- Aim of the task -
Match the word "shortcut". Return each line of the data below where it appears.

- Given records -
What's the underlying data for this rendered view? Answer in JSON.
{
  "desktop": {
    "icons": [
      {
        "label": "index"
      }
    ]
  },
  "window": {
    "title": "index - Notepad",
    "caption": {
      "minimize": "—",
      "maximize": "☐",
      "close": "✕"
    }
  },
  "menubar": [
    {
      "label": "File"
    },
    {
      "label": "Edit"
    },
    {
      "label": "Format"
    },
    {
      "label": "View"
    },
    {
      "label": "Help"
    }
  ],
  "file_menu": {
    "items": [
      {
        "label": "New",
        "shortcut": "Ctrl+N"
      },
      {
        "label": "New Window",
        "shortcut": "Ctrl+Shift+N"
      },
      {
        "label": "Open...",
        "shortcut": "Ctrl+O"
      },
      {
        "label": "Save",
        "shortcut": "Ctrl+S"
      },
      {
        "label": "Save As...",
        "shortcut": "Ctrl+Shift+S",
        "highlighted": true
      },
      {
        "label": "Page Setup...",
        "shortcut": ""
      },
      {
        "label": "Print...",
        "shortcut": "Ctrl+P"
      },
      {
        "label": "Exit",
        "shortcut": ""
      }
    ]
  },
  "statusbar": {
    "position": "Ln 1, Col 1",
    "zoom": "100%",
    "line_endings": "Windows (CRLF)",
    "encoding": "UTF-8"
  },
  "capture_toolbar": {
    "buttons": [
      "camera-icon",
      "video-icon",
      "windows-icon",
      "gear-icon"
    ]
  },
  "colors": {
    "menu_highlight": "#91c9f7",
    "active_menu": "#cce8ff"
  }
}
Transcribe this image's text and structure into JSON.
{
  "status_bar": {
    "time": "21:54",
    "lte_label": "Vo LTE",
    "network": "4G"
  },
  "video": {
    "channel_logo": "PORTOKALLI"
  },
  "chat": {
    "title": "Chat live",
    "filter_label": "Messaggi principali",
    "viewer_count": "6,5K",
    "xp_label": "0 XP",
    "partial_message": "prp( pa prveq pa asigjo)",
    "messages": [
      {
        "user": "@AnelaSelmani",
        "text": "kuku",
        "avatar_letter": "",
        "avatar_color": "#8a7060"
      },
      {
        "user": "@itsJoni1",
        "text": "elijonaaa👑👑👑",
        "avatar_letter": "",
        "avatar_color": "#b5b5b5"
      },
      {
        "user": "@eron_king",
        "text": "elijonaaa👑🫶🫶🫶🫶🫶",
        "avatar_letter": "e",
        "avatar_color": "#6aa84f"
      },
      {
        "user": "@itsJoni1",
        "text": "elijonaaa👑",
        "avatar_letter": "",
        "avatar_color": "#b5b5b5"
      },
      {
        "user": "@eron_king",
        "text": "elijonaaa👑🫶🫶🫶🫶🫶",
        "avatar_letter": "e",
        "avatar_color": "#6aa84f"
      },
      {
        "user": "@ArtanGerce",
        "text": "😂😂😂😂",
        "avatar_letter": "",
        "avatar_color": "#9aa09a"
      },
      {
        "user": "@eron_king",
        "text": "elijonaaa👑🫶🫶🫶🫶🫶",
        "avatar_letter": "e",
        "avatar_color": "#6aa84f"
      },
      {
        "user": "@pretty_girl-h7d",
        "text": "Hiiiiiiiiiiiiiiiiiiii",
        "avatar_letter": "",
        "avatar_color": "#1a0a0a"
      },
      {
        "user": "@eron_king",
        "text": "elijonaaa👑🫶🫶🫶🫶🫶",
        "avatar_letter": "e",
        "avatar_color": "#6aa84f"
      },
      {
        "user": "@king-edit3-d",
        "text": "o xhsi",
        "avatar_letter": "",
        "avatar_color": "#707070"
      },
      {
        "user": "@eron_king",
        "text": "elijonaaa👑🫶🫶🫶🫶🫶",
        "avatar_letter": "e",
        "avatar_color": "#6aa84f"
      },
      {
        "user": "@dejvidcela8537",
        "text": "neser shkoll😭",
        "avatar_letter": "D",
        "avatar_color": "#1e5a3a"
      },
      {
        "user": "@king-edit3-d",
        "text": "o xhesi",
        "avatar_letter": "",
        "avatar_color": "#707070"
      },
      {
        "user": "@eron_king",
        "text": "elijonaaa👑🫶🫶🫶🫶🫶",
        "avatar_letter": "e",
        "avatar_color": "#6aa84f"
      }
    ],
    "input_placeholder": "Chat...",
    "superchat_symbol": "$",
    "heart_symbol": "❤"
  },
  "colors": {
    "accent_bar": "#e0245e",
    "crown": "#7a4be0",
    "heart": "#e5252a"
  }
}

- Output of the exercise -
        "shortcut": "Ctrl+N"
        "shortcut": "Ctrl+Shift+N"
        "shortcut": "Ctrl+O"
        "shortcut": "Ctrl+S"
        "shortcut": "Ctrl+Shift+S",
        "shortcut": ""
        "shortcut": "Ctrl+P"
        "shortcut": ""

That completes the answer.